Milashina and Nemov will be transported to a hospital in Beslan, North Ossetia, accompanied by Soltayev on the orders of Ramzan Kadyrov, reported the Crew Against Torture.
Prusenkova stated that the attacks were connected to Milashina and Nemov’s professional activities.
The two victims of the attack were travelling to Grozny for the court hearing of Zarema Musayeva, which took place on 4 July in Grozny’s Akhmatovsky District Court.
Musayeva is the mother of the Yangulbayev brothers, prominent Chechen opposition bloggers.
Despite the attack on one of Musayeva’s lawyers, Judge Musa Ediyev refused to postpone the trial, and Zarema Musayeva was sentenced to five and a half years in a penal colony on charges of fraud and attacking a police officer.
Memorial, a Russian human rights organisation, stated that there was ‘no doubt’ that the attacks were carried out on the instructions of the authorities to prevent Milashina and Nemov attending the trial, as well as to more broadly intimidate journalists, lawyers, and people working in the field of human rights.
It added not only Head of Chechnya Ramzan Kadyrov, but also Russian President Vladimir Putin were responsible for the attack.
‘There is no doubt that the authorities of Moscow and Grozny are united in their actions’, wrote Memorial. ‘Last week, the former declared Novaya Gazeta-Europe “undesirable”, while the latter prepared an attack on the journalist.
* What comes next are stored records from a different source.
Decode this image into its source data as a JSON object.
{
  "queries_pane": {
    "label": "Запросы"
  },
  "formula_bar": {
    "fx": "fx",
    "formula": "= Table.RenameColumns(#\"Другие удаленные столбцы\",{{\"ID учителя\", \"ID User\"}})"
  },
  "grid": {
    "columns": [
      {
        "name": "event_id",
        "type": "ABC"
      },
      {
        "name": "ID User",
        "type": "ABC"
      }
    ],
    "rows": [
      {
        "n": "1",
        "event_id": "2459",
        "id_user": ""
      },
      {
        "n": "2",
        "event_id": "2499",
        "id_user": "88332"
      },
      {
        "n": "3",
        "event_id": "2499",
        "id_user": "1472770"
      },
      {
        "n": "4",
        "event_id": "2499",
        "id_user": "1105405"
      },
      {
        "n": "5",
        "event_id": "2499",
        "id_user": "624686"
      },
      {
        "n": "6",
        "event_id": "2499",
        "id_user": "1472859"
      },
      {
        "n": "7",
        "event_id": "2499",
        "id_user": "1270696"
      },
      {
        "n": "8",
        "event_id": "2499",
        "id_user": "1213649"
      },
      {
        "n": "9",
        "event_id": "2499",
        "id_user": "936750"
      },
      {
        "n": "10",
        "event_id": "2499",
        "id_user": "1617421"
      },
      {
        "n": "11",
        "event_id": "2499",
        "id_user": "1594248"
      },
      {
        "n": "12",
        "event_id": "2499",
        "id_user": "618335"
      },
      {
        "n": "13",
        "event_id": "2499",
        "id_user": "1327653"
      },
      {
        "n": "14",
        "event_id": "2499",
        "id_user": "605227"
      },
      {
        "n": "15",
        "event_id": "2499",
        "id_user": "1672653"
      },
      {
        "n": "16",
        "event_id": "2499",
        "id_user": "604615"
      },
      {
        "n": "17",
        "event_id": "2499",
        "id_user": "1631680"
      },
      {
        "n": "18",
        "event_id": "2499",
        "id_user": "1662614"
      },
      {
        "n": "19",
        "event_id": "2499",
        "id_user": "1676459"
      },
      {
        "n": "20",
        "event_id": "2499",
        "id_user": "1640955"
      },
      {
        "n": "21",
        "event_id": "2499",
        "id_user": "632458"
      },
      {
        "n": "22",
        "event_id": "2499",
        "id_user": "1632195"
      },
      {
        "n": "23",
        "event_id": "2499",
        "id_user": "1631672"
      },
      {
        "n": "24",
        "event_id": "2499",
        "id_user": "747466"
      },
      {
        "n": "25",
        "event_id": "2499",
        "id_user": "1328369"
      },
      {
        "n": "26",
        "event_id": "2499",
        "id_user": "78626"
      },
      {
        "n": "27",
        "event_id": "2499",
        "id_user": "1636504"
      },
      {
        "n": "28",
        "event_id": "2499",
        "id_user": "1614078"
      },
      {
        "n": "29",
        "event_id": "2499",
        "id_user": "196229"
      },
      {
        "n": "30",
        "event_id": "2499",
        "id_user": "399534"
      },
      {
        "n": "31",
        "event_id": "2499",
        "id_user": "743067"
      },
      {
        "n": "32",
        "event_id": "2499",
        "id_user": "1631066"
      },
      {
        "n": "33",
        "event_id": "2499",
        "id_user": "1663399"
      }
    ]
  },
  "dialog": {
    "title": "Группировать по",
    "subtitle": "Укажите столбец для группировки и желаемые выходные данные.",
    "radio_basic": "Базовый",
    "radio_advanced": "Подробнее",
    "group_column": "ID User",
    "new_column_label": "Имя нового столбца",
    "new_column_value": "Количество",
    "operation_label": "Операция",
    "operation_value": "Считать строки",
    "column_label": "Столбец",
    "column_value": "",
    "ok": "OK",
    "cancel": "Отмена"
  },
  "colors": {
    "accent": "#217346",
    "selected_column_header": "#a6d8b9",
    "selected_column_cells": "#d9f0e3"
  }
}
The former pass more and more repressive laws, destroying the remnants of the legal system in Russia, the latter organise an attack on a lawyer. But both are parts of the same policy.’